Increased volumes of two varieties...offer great taste and nutritional value to households where papayas are fast gaining recognition.
"More than taste, you are covering different demands in terms of convenience, " said Jose Rossignoli, vice president of sales and marketing for Brooks Tropicals, LLC.
"That applies to the Hawaiian or sunrise papayas and the Caribbean Red or maridol papaya," he said.
"When you are selling a large papaya, you are probably selling a piece of fruit that is going to average 3-4 pounds. When you are selling a sunrise papaya, you are selling a fruit that is just one pound. Cut it in half, remove the seeds, and eat it from the skin."
Rossignoli said although fall tends to have less demand for papayas than the spring, he still expects stable availability based on planting schedules and crop outlooks.
He said most of Brooks' customers carry both varieties, giving both a per pound and per fruit pricing option. The smaller fruit is good for individual consumption, while the larger is good for a household of three people or more.
In terms of taste, he said the sunrise is a little bit sweeter than the Caribbean Red.
"We have new fields in production, and quality definitely looks great on the Caribbean Red papayas," he said. "The rest of the year is expected to have continued availability."
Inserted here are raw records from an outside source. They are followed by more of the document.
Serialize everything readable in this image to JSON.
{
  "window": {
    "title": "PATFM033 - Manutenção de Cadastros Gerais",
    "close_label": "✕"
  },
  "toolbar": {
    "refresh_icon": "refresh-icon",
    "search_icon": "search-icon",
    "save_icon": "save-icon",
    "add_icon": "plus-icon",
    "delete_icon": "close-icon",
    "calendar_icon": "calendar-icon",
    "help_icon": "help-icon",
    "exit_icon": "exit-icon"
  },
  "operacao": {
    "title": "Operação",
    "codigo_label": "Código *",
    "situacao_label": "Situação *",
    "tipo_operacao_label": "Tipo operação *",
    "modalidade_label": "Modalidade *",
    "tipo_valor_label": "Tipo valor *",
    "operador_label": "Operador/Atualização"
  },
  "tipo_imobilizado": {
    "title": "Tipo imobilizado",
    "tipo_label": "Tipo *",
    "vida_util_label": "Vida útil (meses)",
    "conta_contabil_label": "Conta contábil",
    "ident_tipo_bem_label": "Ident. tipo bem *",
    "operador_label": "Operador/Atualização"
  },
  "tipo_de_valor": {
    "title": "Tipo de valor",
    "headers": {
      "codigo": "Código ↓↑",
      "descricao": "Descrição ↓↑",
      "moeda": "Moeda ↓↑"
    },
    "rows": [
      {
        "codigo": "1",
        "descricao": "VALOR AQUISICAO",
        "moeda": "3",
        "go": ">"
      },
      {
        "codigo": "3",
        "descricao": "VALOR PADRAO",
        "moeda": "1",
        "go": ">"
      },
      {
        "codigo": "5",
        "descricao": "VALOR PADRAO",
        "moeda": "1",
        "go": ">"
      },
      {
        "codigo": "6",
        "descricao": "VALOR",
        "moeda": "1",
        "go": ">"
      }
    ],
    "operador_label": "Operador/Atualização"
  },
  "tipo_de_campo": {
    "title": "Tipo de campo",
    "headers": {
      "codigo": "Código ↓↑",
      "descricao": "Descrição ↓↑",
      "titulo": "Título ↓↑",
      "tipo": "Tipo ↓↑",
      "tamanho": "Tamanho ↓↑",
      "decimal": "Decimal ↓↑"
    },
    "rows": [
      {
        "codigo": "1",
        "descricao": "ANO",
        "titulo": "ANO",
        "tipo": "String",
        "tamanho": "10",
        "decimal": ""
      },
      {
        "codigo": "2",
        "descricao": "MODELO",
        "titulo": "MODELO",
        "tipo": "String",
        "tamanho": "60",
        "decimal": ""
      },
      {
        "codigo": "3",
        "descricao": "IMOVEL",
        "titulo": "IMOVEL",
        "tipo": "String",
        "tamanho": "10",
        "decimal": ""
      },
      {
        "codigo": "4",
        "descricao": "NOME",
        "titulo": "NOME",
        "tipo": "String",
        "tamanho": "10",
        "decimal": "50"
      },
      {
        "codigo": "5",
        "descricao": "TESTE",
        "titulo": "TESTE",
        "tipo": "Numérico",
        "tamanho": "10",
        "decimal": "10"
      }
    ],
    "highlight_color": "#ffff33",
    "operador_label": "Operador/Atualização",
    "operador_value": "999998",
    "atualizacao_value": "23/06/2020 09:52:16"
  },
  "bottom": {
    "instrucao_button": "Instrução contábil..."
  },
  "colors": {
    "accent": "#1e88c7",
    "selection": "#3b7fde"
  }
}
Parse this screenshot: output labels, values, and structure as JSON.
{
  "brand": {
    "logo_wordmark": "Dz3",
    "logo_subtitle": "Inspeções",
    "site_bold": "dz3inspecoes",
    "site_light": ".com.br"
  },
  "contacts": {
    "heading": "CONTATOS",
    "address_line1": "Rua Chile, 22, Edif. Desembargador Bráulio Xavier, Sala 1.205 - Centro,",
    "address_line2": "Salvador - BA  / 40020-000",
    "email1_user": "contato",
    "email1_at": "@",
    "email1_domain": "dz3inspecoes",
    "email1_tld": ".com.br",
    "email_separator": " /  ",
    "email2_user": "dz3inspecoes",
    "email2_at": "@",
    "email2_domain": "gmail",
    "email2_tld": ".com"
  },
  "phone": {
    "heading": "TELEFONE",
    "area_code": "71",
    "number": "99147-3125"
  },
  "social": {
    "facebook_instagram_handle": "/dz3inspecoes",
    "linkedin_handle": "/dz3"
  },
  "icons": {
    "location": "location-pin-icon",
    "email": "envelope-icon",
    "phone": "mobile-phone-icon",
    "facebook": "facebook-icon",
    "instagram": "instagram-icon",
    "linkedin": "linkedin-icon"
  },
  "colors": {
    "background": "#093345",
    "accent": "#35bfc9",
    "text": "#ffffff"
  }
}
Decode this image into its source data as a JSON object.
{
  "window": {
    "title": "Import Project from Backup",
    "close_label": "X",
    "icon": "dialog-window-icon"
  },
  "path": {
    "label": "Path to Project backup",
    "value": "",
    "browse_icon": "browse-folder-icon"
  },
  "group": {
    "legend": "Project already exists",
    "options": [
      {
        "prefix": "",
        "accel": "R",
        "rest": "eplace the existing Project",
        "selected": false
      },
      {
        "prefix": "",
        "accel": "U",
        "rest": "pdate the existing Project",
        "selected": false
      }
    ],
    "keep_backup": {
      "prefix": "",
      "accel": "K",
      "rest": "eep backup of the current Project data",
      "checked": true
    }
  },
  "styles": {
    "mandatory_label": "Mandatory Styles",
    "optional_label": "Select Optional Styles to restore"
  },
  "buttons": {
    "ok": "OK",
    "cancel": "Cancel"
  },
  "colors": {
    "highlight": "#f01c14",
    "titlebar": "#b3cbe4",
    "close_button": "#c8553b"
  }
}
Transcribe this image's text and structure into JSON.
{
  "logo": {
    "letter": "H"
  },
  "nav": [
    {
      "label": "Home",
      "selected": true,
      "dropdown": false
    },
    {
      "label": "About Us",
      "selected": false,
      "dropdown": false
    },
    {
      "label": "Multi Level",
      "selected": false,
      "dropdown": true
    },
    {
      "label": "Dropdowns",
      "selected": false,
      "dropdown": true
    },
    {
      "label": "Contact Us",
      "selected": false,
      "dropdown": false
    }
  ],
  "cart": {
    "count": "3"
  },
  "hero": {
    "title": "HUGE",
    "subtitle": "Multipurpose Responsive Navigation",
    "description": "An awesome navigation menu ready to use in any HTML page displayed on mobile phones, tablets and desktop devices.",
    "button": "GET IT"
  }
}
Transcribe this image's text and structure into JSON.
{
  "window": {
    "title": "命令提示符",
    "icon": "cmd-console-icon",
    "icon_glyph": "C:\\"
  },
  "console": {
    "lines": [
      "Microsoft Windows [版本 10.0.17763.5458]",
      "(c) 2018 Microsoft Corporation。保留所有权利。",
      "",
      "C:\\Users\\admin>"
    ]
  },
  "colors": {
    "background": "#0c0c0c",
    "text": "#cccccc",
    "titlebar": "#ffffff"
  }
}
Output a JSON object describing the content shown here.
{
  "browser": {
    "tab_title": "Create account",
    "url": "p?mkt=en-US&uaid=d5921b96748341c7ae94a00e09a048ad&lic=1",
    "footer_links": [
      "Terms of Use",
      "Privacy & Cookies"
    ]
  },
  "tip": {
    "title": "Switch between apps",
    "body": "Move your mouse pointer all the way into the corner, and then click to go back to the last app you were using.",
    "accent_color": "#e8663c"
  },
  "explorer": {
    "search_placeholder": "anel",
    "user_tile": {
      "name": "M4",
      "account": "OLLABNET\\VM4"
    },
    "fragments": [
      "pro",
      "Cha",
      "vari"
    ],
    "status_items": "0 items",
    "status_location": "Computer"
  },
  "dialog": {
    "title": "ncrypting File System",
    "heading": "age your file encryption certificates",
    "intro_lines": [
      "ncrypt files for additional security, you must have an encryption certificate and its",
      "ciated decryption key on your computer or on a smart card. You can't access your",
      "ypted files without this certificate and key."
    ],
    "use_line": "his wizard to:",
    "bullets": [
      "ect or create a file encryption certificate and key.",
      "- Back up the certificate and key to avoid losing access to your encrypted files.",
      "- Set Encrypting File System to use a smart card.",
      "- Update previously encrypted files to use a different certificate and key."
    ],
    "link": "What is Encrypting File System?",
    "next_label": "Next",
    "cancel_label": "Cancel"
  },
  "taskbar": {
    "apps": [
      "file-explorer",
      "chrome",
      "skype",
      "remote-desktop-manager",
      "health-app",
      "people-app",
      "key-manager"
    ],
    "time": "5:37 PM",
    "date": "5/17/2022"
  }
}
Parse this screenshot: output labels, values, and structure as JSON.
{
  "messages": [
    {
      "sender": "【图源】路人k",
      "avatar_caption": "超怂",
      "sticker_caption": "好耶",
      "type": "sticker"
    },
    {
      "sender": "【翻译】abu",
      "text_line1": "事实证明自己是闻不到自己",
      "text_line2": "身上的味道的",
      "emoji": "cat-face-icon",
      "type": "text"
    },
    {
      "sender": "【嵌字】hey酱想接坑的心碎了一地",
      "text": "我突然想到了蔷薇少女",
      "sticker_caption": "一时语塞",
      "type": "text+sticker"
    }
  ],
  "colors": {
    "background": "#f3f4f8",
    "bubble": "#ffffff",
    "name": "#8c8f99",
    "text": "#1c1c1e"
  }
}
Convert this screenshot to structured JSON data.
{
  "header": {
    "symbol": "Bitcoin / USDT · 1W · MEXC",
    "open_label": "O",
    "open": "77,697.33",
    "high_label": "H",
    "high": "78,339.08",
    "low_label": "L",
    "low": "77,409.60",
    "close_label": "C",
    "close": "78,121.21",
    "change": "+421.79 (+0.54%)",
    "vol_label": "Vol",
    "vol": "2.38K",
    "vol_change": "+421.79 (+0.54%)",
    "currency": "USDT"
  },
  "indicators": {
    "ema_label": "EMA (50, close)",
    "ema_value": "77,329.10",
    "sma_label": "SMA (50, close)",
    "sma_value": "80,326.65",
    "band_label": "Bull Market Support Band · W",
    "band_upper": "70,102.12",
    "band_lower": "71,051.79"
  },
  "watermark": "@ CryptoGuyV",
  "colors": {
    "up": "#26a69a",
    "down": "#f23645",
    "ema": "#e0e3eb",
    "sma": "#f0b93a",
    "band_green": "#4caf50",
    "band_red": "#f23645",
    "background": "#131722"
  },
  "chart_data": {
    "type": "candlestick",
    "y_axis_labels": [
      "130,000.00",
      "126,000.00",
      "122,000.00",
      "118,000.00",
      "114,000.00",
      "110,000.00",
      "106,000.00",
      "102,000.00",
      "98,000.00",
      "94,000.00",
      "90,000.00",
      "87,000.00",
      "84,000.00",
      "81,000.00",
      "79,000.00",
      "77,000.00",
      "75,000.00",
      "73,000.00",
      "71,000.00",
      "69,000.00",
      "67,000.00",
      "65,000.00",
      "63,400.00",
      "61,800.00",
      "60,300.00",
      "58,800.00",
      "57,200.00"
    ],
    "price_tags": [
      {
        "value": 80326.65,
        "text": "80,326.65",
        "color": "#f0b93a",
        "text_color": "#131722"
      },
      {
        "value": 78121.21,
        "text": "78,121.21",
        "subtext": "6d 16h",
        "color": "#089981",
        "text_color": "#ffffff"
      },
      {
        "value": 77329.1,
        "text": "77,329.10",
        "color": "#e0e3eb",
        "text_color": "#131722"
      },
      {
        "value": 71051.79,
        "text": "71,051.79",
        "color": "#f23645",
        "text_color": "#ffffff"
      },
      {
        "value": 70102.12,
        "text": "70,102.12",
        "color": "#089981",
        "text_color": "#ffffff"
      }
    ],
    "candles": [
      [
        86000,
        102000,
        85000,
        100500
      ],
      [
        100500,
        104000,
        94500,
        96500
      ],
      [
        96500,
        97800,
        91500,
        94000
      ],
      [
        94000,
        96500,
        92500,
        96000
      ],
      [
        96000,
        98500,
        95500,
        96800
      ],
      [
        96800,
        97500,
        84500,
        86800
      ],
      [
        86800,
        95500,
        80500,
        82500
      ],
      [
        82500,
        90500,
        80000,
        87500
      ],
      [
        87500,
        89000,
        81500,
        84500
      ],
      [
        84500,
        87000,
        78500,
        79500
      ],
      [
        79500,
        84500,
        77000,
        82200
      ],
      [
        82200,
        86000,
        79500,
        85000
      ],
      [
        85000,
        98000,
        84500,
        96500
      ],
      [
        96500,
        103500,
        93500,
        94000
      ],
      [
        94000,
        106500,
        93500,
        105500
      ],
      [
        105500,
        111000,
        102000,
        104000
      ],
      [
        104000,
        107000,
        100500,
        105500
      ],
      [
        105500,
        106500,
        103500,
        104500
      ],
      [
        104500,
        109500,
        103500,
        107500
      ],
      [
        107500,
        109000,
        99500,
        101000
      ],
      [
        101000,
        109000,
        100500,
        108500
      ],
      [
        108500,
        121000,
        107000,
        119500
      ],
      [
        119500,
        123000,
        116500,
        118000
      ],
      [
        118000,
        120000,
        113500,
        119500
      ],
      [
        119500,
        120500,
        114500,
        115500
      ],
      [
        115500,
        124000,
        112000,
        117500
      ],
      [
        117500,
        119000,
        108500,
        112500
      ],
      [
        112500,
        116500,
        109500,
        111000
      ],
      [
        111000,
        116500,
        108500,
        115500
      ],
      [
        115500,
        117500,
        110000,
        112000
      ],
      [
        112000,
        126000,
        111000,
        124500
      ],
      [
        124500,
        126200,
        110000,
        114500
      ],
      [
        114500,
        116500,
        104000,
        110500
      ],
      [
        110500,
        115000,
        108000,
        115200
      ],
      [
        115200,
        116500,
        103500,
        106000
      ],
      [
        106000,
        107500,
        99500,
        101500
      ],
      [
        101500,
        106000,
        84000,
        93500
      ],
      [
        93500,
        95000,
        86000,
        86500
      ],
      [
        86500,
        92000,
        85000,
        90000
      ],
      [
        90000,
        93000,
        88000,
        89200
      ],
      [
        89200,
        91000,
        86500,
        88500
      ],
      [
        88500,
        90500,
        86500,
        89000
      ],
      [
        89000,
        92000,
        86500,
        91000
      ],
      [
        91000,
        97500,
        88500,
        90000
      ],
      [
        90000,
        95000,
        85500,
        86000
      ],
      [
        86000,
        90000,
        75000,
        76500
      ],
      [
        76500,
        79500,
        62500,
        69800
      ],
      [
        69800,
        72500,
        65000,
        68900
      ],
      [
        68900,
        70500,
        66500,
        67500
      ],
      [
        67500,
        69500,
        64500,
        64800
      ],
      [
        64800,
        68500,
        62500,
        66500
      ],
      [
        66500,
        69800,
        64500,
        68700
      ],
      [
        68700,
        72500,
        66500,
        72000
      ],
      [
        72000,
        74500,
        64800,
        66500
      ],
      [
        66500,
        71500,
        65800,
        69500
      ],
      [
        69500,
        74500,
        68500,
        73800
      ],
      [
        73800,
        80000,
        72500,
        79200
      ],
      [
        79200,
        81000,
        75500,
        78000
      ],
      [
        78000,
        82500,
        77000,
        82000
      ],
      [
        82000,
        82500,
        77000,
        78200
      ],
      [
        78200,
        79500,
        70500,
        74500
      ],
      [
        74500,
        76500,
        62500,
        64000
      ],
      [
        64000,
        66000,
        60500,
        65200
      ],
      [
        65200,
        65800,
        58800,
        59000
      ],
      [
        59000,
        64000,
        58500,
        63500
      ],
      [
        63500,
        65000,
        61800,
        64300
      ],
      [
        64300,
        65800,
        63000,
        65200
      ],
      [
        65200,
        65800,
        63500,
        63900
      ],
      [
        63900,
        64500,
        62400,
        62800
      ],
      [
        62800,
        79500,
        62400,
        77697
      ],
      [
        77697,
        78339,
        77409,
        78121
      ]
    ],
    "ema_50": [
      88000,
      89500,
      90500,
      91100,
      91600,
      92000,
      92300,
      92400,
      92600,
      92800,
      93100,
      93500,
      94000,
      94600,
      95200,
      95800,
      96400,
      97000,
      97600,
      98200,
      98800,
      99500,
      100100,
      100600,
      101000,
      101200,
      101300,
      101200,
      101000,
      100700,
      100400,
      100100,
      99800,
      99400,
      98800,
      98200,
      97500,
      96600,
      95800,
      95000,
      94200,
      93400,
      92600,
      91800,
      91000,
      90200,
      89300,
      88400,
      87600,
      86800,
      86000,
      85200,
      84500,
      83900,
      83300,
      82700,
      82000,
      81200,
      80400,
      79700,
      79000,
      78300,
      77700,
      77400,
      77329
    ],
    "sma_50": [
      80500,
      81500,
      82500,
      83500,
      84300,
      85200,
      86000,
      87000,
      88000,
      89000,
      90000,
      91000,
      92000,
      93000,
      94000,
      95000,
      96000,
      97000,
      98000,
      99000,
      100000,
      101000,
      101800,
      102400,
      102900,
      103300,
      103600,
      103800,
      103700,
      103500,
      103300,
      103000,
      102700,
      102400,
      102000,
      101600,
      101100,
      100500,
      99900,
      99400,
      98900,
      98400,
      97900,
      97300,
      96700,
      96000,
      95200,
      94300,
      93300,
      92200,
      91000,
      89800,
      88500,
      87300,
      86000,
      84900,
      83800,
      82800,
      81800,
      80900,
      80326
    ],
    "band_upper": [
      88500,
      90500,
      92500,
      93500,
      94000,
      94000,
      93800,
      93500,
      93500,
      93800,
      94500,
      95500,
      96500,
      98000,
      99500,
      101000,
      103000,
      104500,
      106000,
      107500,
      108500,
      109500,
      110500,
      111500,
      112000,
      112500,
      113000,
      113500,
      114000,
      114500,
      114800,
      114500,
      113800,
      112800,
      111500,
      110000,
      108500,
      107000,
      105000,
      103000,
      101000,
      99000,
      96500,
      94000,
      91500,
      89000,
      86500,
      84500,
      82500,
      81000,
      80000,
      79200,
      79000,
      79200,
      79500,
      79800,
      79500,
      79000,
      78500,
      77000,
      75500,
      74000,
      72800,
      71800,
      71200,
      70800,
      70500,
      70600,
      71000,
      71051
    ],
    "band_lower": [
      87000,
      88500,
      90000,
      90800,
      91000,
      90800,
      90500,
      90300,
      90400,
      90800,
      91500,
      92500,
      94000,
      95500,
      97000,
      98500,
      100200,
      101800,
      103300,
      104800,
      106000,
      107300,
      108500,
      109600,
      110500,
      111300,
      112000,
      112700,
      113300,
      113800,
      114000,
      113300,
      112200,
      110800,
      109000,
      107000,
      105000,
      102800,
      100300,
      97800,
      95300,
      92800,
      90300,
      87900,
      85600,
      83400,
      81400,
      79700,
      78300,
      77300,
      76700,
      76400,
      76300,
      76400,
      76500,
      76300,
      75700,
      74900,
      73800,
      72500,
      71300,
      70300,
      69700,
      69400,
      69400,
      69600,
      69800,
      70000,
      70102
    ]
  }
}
Rossignoli said the advantages of Brooks' papayas are a sweeter taste and mainstream appeal.
"I can tell you that our variety has a more gourmet taste. It doesn't have the strong smell and aftertaste that a typical maridol papaya would have," he said. "It's not just a product for the Hispanic consumer, as papayas were perceived in the past."
A strong customer base in Canada evidences their mainstream appeal according to Rossignoli. Other draws are better shelf life, attractiveness to retailers, and uniformity in shape and size.
Rossignoli said Brooks is back to pre-Hurricane Dean product levels in terms of planting capacity, weekly production and harvesting. He also said starting over after the devastation allowed workers to retool and the company to improve production processes for greater efficiency.
"Things are better. The hurricane gave us the opportunity to assess during the non harvesting time, to assess the strength and weakness of the operation and also the opportunity we had to improve," he said.
"Those improvements included stronger infrastructure and new facilities in the Belize operation, superior management and refined growing techniques."
"We also upgraded the packing facility in charge of packing and shipping the papayas to the U.S.," he said. "When you are willing to keep your staff through the hard season, you find new skills. During that recovery process everybody was helping in everything. You see skills in middle and upper level management to improve the operation overall."